From Ambition to Reality: Five things we need to do to broaden how value is defined
How do we get to a world where community equity is equally weighted with financial objectives for net-zero infrastructure projects? And project success means value is added to communities, not subtracted?
In our ground-breaking From Ambition to Reality series, we proposed five key shifts in thinking about and approaching projects on the road to net zero.
The first shift, broadening value, outlines how projects can move from just delivering financial value to delivering social, economic and environmental value. And how the value of projects – money, jobs, clean environments – can be shared amongst all stakeholders.
So how do we make this a reality? We explore five things we need to do to broaden how value is defined.
1. Strengthen the human capacity
This means a huge expansion of the energy sector workforce, with new people and skills. But also, training people from the industries impacted by the energy transition to help fill the roles needed to deliver and operate net-zero solutions.
Upstream oil and gas workers could use their skills on carbon capture use and storage projects. Offshore oil rig designers and constructors on offshore wind turbines. Oil refinery workers on biofuels and hydrogen production plants. Project contracts can be designed to have built-in training and skill requirements to ensure that impacted communities share in employment opportunities.
“The current energy workforce will be a huge asset and we need to make use of their valuable experience in design and construction,” says Paul Ebert, Group Director, Sustainability and Energy Transition Leadership.
“We’re reskilling our people on our digital learning platforms, leveraging transferable skills and transforming our workforce from traditional energy, chemicals and resources experts to experts in today’s low-carbon energy infrastructure and technology.
2. Work out what matters to communities
Communities will view value differently. Some may prioritize the landscape, others the protection or integration of traditional ways of life. Environmental and social science experts must be integrated into projects from the outset. And they must be empowered to strongly influence project development criteria, weighting ESG objectives accordingly from project commencement.
“Getting to net zero is, in large, an infrastructure challenge and many communities will see significant change. It’s important to keep communication lines open and honest from the start of project development to the end, when the asset is up and running,” says Ebert.
We must work to understand what matters to the communities our projects are working with, and for. Benefits like enhanced public health and education services, social infrastructure, job security and affordable housing are tangible and measurable means of adding value to such communities.
3. Accelerate approval and regulatory processes
As the pace and complexity of projects increase it’s important that the rigor and quality of the regulatory processes stay high.
“Governments have a significant role to play and can usher in this change and create certainty in and for the clean energy sector. They can underwrite investments, underpin clean-energy markets, set low-carbon targets to motivate the private sector and enable the investment needed to flow through their policies,” says Ebert.
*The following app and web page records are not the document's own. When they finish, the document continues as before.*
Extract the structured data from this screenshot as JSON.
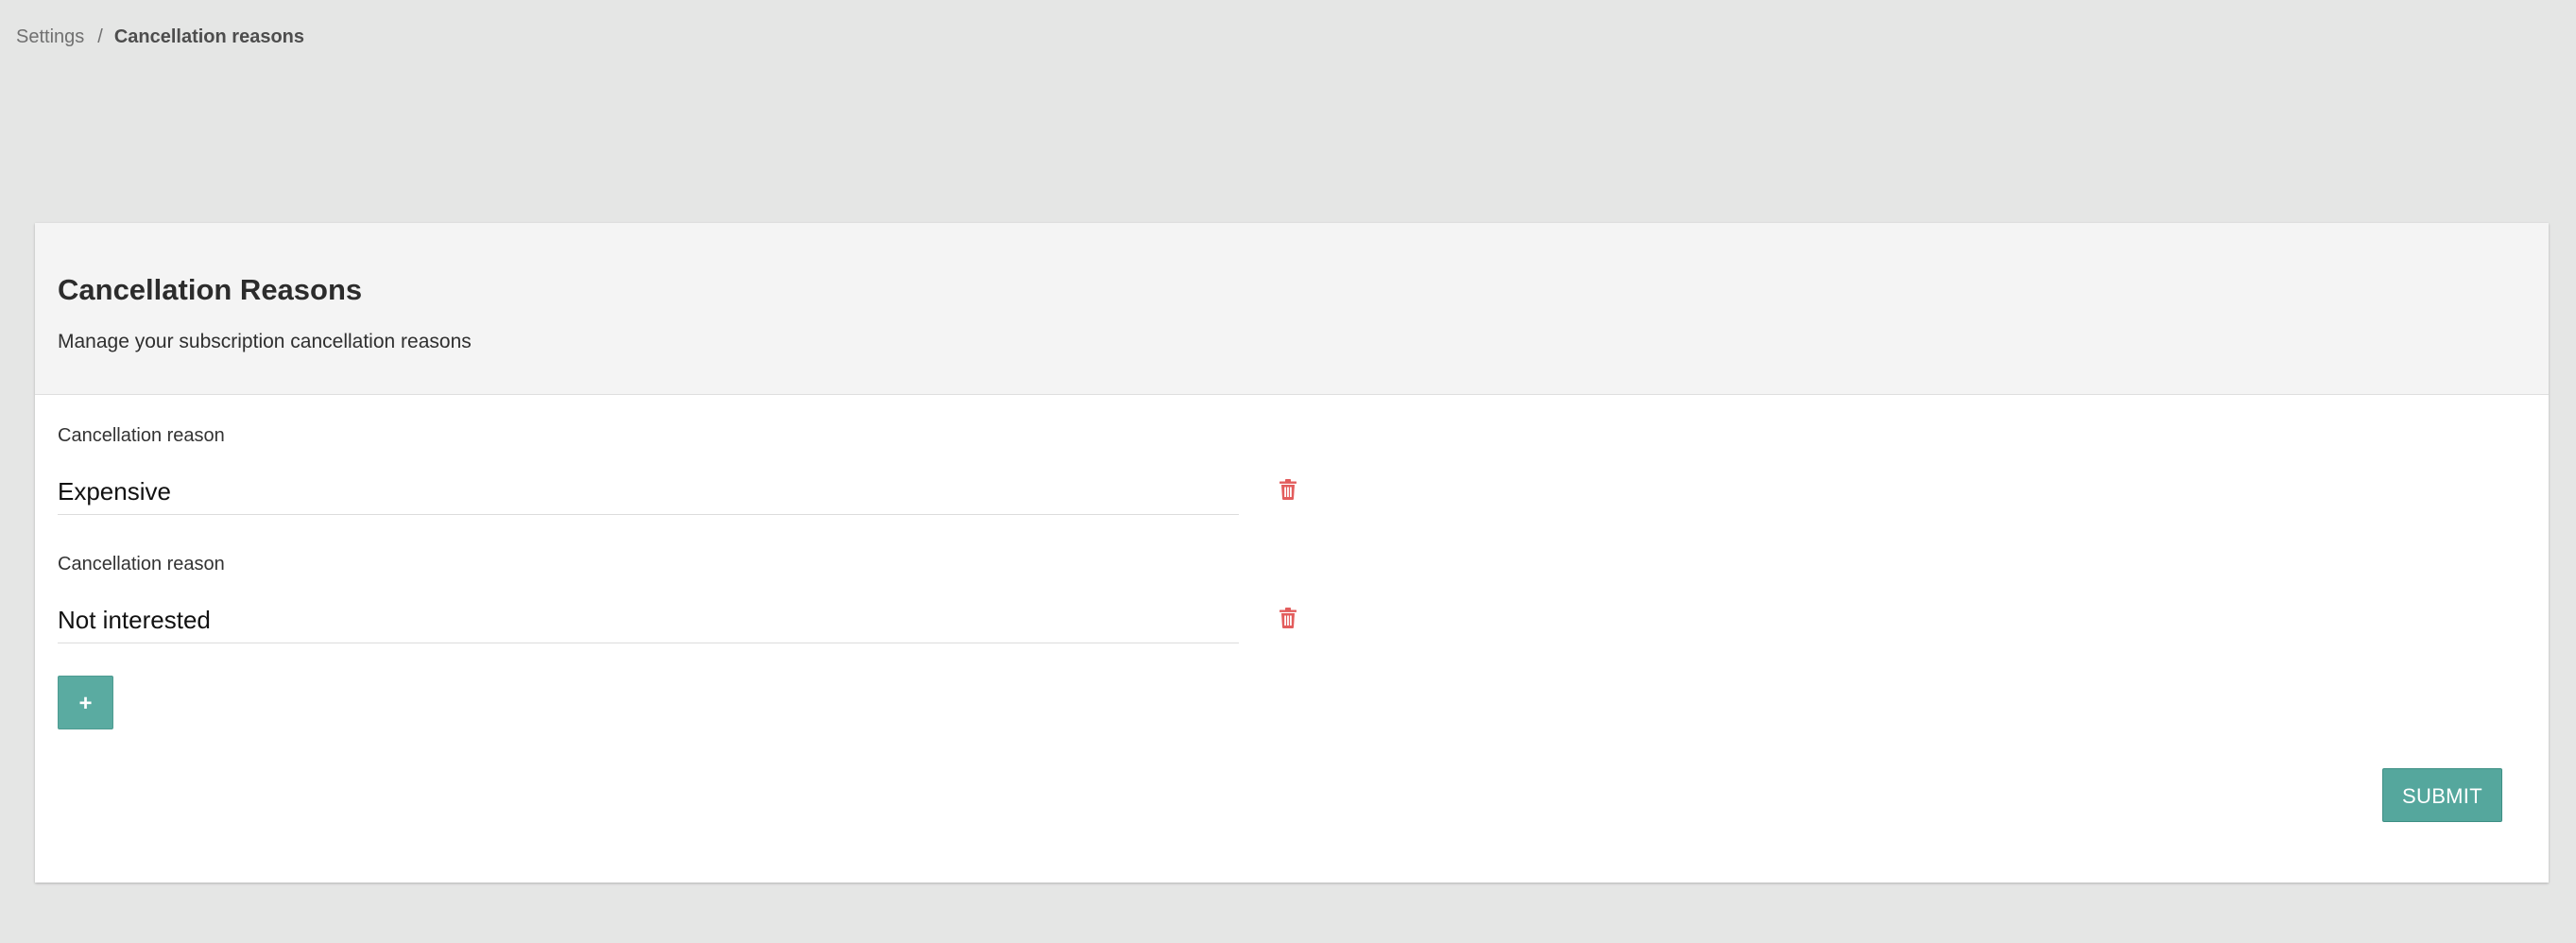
{
  "breadcrumb": {
    "items": [
      {
        "label": "Settings"
      },
      {
        "label": "Cancellation reasons"
      }
    ],
    "separator": "/"
  },
  "card": {
    "title": "Cancellation Reasons",
    "subtitle": "Manage your subscription cancellation reasons"
  },
  "reasons": [
    {
      "label": "Cancellation reason",
      "value": "Expensive",
      "delete_icon": "trash-icon"
    },
    {
      "label": "Cancellation reason",
      "value": "Not interested",
      "delete_icon": "trash-icon"
    }
  ],
  "actions": {
    "add_label": "+",
    "submit_label": "SUBMIT"
  },
  "colors": {
    "page_background": "#e5e6e5",
    "accent": "#55a79d",
    "delete": "#e35d5d"
  }
}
“However, this needs to be transparent so that people keep trusting in governance processes and accelerate the development of low-carbon projects needed for the future.”
4. Invest with foresight
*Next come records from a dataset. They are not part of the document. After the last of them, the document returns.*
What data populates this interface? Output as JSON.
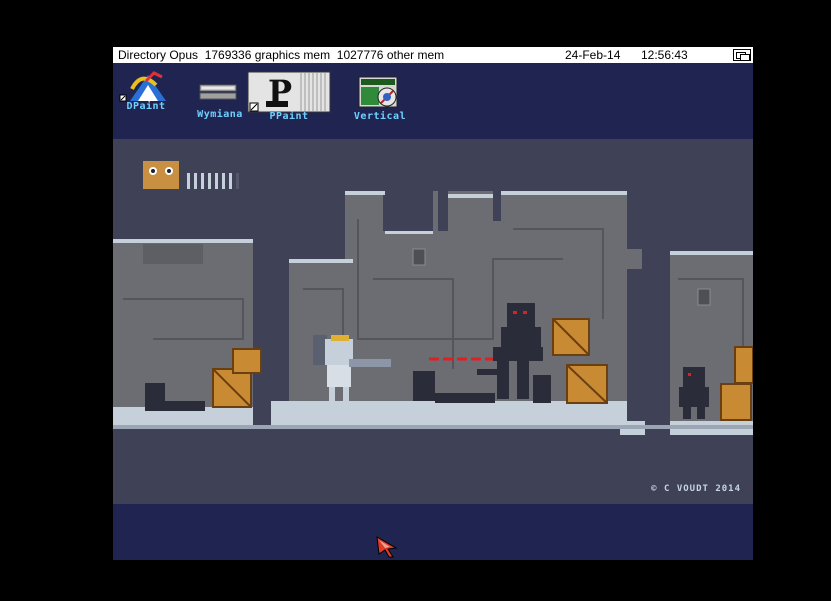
{
  "titlebar": {
    "app_and_memory": "Directory Opus  1769336 graphics mem  1027776 other mem",
    "date": "24-Feb-14",
    "time": "12:56:43"
  },
  "desktop_icons": [
    {
      "label": "DPaint",
      "icon": "dpaint-icon"
    },
    {
      "label": "Wymiana",
      "icon": "drive-icon"
    },
    {
      "label": "PPaint",
      "icon": "ppaint-icon"
    },
    {
      "label": "Vertical",
      "icon": "vertical-icon"
    }
  ],
  "game": {
    "health_pips": 7,
    "copyright": "© C VOUDT 2014"
  },
  "colors": {
    "workbench_bg": "#1f2550",
    "icon_label": "#6fd0ff",
    "game_bg": "#3f4256",
    "wall": "#6f7074",
    "laser": "#e02020"
  }
}
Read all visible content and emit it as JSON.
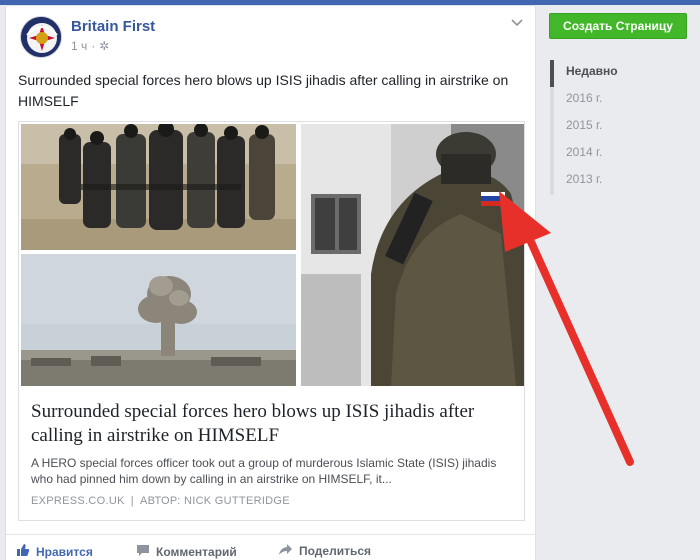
{
  "post": {
    "page_name": "Britain First",
    "time": "1 ч",
    "privacy_icon": "settings-cog-icon",
    "text": "Surrounded special forces hero blows up ISIS jihadis after calling in airstrike on HIMSELF",
    "link": {
      "title": "Surrounded special forces hero blows up ISIS jihadis after calling in airstrike on HIMSELF",
      "description": "A HERO special forces officer took out a group of murderous Islamic State (ISIS) jihadis who had pinned him down by calling in an airstrike on HIMSELF, it...",
      "domain": "EXPRESS.CO.UK",
      "separator": "|",
      "author": "АВТОР: NICK GUTTERIDGE"
    },
    "actions": {
      "like": "Нравится",
      "comment": "Комментарий",
      "share": "Поделиться"
    }
  },
  "sidebar": {
    "create_page": "Создать Страницу",
    "timeline": [
      {
        "label": "Недавно"
      },
      {
        "label": "2016 г."
      },
      {
        "label": "2015 г."
      },
      {
        "label": "2014 г."
      },
      {
        "label": "2013 г."
      }
    ]
  },
  "colors": {
    "link_blue": "#365899",
    "create_green": "#42b72a",
    "annotation_red": "#e8302a"
  }
}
Developing the low-carbon infrastructure required to get to net zero means identifying land now, for the future.
“This includes corridors of land for pipelines and grid infrastructure. Sites for terminals and ports. The energy industry needs to identify and set aside zero-carbon energy hubs, zoned for large-scale development. And do it sooner rather than later, to make sure we can access them. This way, delays can be minimized once projects start and reduce disruption to communities,” says Ebert.
But the focus on communities and maintaining people’s trust must be maintained. And without adequate input from communities and interest groups into design and delivery, these projects will face barriers.
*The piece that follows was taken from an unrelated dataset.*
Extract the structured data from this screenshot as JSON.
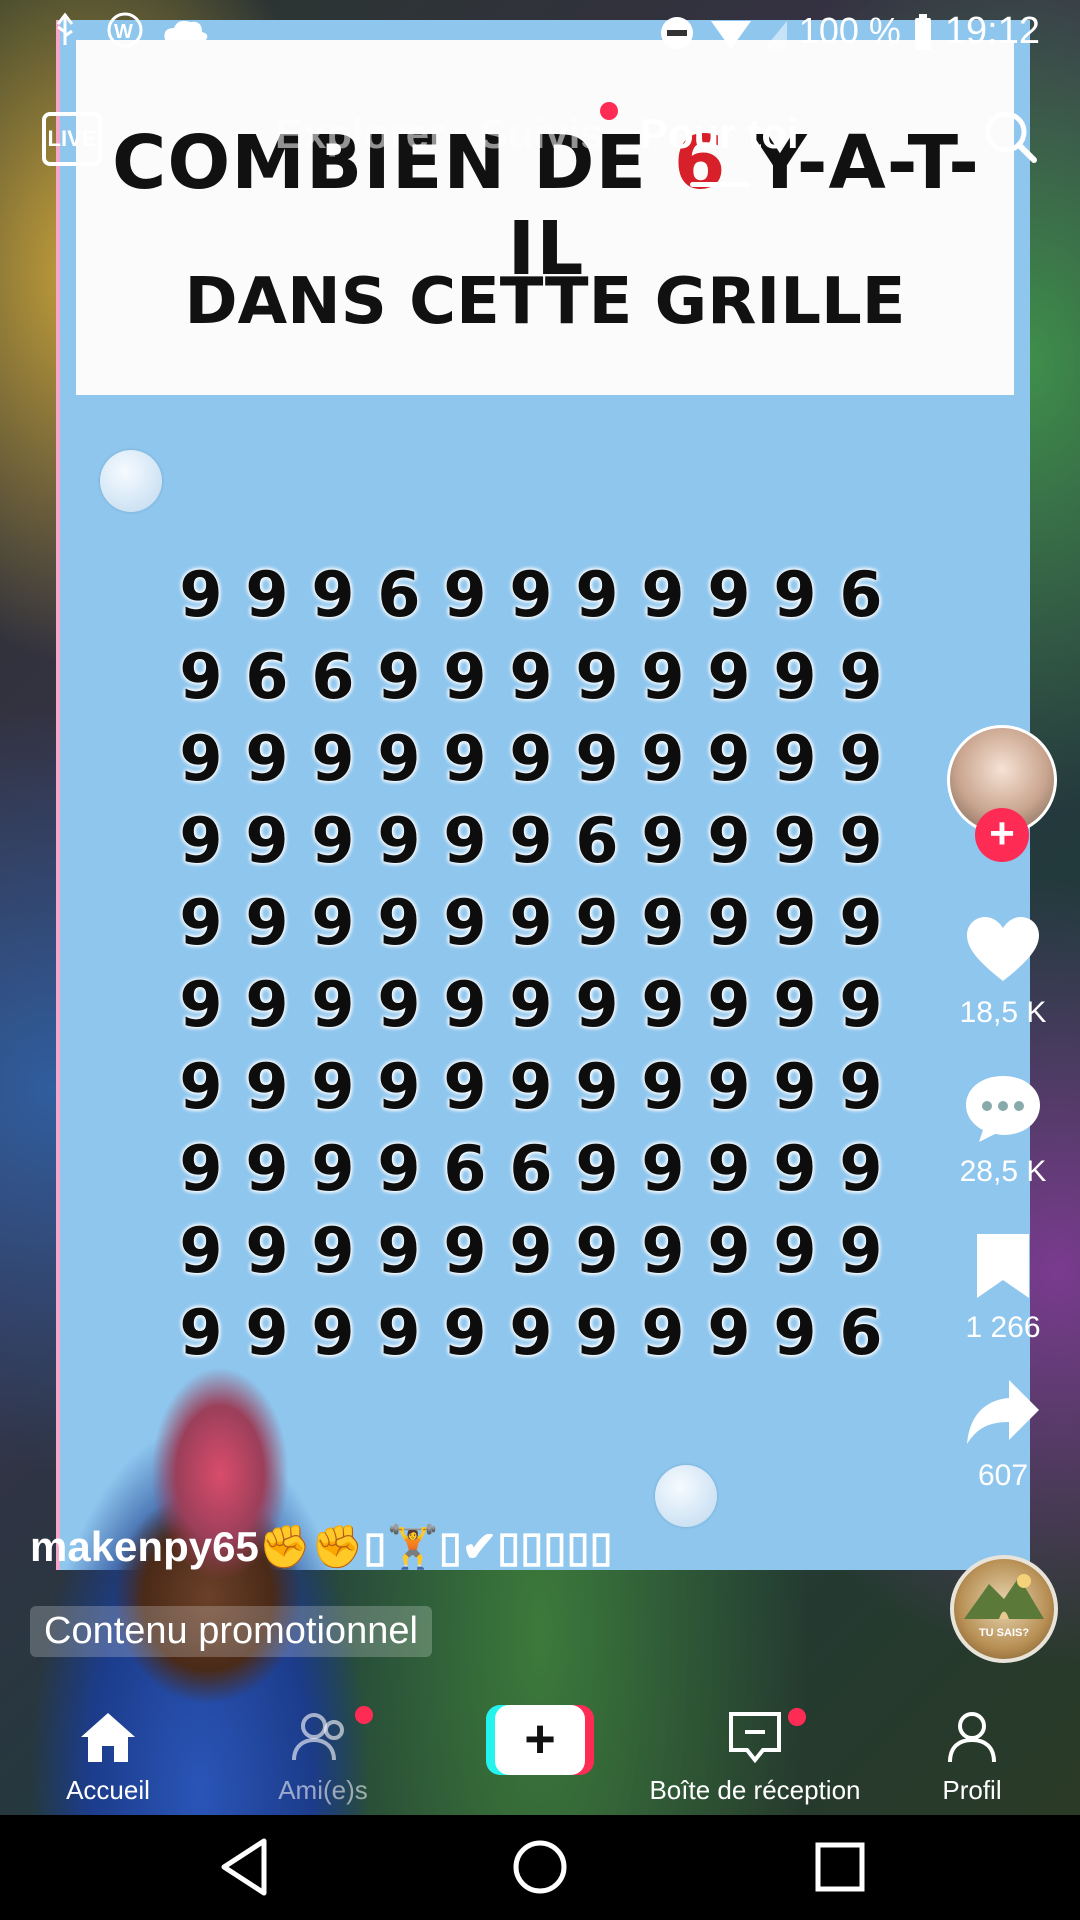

“We need to involve people who’ll be impacted by the infrastructure or transition in the process. We can encourage communities to engage with projects and empower their participation in the change. But the industry must work responsibly: consulting with broad stakeholders in transition planning, including project siting and zoning.”
5. Leave no one behind
The speed and development of the COVID-19 vaccine was miraculous, but its distribution was far from perfect. But we can all learn from this. If developed and developing countries work together on net-zero solutions, nations can transition away from high-emissions alternatives.
“It’s important that communities have reliable energy services during and after the transition. Which is why network companies across the world are deploying smart technologies to ensure greater resiliency, security, flexibility, and reliability,” says Ebert.
When it comes to value, the main focus right now is economics. For net zero, this won’t work. Projects need to deliver social and environmental value if communities are going to accept them.
“The journey to net zero will be a challenge unlike anything we’ve seen before, but it is possible. However, it requires a huge shift in the way we not only deliver projects but define the value they bring,” says Ebert.
“If a site seems expensive but has lower environmental impact, we need to widen our view of what we deem to be worth paying for. We must embed environmental, social and governance practitioners into all elements of project development. And it must be authentic.”